The fire grew so much Wednesday night that it doubled in size by Thursday morning. It had burned nearly 2,700 acres by 7 p.m. Wednesday night. It appeared firefighters would catch a break as the sun was setting because the wind calmed down and the fire’s march slowed.

“We were feeling pretty good, Staats said. “We did know we had a lot of unsecured fire line. The fire was starting to settle down. It usually does at night but we had a thunderstorm passage and we had some outflow winds. It was not projected. It was actually a thunderstorm that was over on the east side of the (Continental) Divide. The National Weather Service did not predict that this outflow wind would reach this far but it did. It got rather strong all the way to 3 o’clock this morning. The fire became very active. That when it was all hands on deck.”

In addition to burning onto private lands in the El Jebel and Basalt areas, the fire has burned state lands in the Basalt State Wildlife Area, Bureau of Land Management holdings and national forest.

The Northern Rockies Incident Management Team took over management of the fire Thursday morning and will coordinate with local agencies.

A community meeting was held Thursday at the Basalt High School.

Staats said higher humidities are forecast for the next three days, which could help firefighting efforts. However, the heavy smoke hanging over the midvalley could hinder getting helicopters and other aircraft in operation.

“Its hazardous for aircraft to fly when it’s smoky,” Staats said. “It’s hard to see terrain and the other part of it is it’s hard to see firefighters on the ground or each other.”

Helicopters resumed water drops shortly after 9 a.m. Thursday and the air assault went on throughout the day. Other helicopters had been ordered along with tankers. Staats said availability is determined by what resources are needed at other fires. On Wednesday aircraft weren’t available until around 11 a.m. for the Lake Christine Fire even though conditions for flying were ideal earlier in the morning.

“I wouldn’t say it’s an issue but there’s a lot of competition for the aircraft that are available,” Staats said. “The Spring Fire in southern Colorado has been a high priority and there’s a lot of homes involved there. Basically they have to prioritize where those aircraft go and there were fires that were a higher priority.”

On Wednesday night and early Thursday morning, hundreds of people gathered in the parking lots of the Willits Town Center and watched early into the morning as the flames from the fire, which started Tuesday at the shooting range on the Basalt State Wildlife Area, swept toward El Jebel.

Residents first in the El Jebel area and then in Missouri Height had mandatory evacuations as the winds pushed flames downvalley. As well, the evacuation center was moved from the Basalt High School to the Roaring Fork High School in Carbondale.

Local officials met early Thursday morning with the federal authorities for the transition to take command of the fire operations.

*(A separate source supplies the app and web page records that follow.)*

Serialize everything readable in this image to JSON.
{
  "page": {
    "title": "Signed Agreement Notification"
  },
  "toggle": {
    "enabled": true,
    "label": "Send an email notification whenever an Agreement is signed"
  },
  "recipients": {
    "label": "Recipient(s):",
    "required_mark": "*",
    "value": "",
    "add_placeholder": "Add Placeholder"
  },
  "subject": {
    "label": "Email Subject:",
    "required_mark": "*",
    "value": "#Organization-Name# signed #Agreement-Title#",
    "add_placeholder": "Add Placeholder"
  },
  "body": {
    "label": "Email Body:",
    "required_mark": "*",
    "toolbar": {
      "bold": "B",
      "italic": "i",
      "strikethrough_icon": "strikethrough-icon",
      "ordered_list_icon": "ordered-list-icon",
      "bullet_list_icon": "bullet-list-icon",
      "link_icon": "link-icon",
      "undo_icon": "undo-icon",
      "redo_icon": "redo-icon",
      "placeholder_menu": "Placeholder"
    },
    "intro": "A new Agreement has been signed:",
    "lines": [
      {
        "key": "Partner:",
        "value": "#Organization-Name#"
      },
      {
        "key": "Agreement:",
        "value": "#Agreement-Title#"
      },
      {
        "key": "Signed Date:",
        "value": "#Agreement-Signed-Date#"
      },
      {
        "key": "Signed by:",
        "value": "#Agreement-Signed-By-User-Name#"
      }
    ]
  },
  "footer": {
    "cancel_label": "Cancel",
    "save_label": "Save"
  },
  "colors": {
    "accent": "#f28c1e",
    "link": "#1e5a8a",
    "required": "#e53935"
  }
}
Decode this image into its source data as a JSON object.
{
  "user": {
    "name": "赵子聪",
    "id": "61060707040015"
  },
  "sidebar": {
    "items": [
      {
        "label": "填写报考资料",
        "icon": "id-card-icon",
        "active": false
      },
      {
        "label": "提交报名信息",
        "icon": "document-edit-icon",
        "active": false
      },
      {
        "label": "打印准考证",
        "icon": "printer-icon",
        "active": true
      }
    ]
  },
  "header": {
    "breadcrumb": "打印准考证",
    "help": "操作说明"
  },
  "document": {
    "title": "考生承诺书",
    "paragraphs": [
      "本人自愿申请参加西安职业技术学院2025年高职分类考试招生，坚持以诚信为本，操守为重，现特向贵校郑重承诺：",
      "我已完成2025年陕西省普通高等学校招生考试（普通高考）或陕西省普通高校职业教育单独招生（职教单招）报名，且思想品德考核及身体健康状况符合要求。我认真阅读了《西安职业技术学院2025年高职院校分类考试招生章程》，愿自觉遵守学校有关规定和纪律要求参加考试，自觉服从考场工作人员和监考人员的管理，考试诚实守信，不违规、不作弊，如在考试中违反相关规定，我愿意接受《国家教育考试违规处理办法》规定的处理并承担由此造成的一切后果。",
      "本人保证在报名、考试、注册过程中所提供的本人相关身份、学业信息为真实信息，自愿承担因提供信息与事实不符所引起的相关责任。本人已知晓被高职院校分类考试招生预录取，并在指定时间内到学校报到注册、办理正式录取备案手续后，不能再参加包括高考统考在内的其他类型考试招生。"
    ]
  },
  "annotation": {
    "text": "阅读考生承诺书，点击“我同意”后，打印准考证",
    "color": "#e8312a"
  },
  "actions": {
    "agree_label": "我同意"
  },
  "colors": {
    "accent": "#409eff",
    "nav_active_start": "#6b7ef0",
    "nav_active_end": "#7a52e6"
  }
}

Federal authorities have set up a command center at the Crown Mountain Park area.

Garfield County officials sent a note Thursday morning that those with large livestock can take them to the county fairgrounds in Rifle.

Authorities issued a mandatory evacuation notice for Missouri Heights at 12:47 a.m. Thursday.

“All residents in Missouri Heights should evacuate immediately,” the alert said. “Evacuate via Fender Lane to Catherine Store Road, then take (Highway) 82.” Roaring Fork High School has been designated as a shelter.

The hillside above the El Jebel area was aglow shortly after sunset. Calm conditions suddenly turned wicked with wind. Firefighters shot flares to the upvalley or easterly side of the El Jebel Mobile Home Park around 11 p.m. to burn fuels in a somewhat controlled manner and prevent the advance of the wildfire.

Residents El Jebel Mobile Home Park were ordered to evacuate at about 9:40 p.m. Wednesday when the Lake Christine Fire crested a ridge and winds pushed flames toward the heavily populated area.